----- Source material -----

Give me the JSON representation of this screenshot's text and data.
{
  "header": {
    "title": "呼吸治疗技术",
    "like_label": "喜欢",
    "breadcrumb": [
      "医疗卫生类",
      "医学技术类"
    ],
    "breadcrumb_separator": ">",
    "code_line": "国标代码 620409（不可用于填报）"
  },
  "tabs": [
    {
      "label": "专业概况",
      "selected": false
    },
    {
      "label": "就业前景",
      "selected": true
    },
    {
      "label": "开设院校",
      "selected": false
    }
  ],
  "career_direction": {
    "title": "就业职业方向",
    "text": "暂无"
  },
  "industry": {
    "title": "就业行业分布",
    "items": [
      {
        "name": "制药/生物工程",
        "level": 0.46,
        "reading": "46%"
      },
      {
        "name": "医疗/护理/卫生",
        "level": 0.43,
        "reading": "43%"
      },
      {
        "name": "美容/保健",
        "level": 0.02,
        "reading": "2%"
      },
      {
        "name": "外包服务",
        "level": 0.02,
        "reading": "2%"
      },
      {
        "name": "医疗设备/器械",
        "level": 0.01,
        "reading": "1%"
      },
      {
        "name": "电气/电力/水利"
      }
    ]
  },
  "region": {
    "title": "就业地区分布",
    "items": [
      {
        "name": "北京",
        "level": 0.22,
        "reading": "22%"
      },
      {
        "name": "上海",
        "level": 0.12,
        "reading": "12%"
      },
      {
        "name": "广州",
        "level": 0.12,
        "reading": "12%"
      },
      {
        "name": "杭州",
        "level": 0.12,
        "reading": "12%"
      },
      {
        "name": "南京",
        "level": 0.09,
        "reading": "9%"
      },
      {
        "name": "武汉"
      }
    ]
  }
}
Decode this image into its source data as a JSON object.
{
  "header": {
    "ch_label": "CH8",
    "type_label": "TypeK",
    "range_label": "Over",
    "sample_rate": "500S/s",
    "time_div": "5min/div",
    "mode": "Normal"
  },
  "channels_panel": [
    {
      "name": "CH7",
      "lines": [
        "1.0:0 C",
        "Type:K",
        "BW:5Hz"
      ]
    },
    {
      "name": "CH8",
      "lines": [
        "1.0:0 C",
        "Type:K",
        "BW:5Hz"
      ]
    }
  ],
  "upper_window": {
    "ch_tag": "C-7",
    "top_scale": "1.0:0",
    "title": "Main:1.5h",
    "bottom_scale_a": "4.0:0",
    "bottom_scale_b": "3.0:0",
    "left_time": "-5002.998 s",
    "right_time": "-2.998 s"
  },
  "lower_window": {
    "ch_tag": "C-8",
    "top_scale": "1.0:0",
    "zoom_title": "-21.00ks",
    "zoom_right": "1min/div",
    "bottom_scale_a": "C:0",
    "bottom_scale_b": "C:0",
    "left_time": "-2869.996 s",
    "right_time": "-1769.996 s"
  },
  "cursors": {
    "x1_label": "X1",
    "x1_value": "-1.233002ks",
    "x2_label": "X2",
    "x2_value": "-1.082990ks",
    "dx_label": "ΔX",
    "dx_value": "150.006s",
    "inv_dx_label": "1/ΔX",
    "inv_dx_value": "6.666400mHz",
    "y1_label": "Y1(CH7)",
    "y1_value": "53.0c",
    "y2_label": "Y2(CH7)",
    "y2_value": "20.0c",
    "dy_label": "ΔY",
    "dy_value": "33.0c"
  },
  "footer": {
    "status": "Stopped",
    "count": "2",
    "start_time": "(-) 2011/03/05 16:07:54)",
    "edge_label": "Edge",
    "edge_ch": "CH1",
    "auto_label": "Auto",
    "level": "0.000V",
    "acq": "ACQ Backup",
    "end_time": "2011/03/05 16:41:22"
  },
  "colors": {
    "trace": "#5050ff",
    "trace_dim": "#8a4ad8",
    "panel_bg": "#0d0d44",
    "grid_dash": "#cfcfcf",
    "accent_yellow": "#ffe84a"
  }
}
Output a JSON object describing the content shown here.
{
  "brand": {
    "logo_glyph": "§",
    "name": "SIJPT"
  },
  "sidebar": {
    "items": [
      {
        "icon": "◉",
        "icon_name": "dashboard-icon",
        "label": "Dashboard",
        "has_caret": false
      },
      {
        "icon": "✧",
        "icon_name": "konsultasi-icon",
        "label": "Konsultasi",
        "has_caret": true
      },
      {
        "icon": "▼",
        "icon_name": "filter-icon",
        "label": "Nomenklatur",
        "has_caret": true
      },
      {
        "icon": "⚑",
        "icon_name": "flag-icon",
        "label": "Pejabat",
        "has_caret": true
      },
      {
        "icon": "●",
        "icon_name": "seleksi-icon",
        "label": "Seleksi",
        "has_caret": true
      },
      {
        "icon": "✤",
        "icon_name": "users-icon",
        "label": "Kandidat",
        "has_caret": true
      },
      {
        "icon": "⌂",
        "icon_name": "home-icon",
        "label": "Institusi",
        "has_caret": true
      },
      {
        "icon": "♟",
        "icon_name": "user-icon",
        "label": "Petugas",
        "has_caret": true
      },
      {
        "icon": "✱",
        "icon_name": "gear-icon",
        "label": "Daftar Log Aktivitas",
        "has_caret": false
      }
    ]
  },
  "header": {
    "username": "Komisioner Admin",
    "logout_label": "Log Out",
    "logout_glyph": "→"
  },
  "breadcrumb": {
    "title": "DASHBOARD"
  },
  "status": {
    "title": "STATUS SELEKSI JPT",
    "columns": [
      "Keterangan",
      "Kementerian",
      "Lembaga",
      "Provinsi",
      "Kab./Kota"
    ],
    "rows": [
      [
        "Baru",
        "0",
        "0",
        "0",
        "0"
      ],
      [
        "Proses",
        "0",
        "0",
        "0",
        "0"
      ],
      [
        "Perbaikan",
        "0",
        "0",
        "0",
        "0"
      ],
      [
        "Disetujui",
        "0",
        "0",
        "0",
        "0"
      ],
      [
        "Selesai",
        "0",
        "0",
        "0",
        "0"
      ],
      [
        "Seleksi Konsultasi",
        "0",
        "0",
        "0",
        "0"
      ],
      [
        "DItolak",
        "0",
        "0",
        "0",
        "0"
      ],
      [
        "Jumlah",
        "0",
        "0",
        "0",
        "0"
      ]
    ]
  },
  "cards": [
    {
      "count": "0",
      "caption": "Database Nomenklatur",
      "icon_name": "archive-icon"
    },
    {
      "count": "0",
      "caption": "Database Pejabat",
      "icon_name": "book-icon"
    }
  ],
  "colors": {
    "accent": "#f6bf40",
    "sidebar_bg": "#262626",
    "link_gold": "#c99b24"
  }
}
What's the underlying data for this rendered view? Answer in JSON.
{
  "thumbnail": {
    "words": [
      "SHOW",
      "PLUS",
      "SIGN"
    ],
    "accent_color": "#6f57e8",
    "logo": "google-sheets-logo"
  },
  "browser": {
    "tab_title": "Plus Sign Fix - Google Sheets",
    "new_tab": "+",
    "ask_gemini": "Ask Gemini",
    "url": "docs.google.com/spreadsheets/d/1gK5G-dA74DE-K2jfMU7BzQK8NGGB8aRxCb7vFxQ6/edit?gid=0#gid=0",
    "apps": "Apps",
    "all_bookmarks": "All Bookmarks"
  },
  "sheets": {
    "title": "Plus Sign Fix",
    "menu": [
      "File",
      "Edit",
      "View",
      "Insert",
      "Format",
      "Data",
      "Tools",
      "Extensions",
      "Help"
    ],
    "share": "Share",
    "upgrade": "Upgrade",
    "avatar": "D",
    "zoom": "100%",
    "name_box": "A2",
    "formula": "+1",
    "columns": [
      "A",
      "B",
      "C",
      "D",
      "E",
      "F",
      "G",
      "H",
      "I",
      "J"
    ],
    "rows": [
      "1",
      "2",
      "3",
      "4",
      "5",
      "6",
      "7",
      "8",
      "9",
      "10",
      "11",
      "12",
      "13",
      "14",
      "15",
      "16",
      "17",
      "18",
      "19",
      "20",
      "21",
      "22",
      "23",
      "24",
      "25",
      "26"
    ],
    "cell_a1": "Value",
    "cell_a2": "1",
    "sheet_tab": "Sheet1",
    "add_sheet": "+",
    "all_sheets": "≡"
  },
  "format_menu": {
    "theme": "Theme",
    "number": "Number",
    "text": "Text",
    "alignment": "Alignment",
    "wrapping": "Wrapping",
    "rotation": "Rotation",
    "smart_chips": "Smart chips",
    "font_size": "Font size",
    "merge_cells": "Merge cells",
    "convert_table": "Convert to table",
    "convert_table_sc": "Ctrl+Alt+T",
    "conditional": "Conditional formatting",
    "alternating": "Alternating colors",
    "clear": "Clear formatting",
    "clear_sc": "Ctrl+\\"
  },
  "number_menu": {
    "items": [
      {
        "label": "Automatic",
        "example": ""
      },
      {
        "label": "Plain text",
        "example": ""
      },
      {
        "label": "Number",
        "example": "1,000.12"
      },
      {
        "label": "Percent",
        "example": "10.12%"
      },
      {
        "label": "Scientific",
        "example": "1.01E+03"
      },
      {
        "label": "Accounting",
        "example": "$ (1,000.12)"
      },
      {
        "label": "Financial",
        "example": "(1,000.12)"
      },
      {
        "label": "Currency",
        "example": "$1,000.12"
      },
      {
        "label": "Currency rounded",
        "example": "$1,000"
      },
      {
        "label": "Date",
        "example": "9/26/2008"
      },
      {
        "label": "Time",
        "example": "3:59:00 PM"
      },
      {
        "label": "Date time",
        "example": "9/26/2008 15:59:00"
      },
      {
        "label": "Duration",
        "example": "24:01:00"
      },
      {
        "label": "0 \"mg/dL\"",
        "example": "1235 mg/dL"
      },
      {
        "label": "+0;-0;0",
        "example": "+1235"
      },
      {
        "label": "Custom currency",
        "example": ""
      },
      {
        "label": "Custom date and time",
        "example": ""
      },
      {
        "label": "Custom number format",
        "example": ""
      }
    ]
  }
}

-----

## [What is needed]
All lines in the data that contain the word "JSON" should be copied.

## [Result below]
Give me the JSON representation of this screenshot's text and data.
Decode this image into its source data as a JSON object.
Output a JSON object describing the content shown here.
What's the underlying data for this rendered view? Answer in JSON.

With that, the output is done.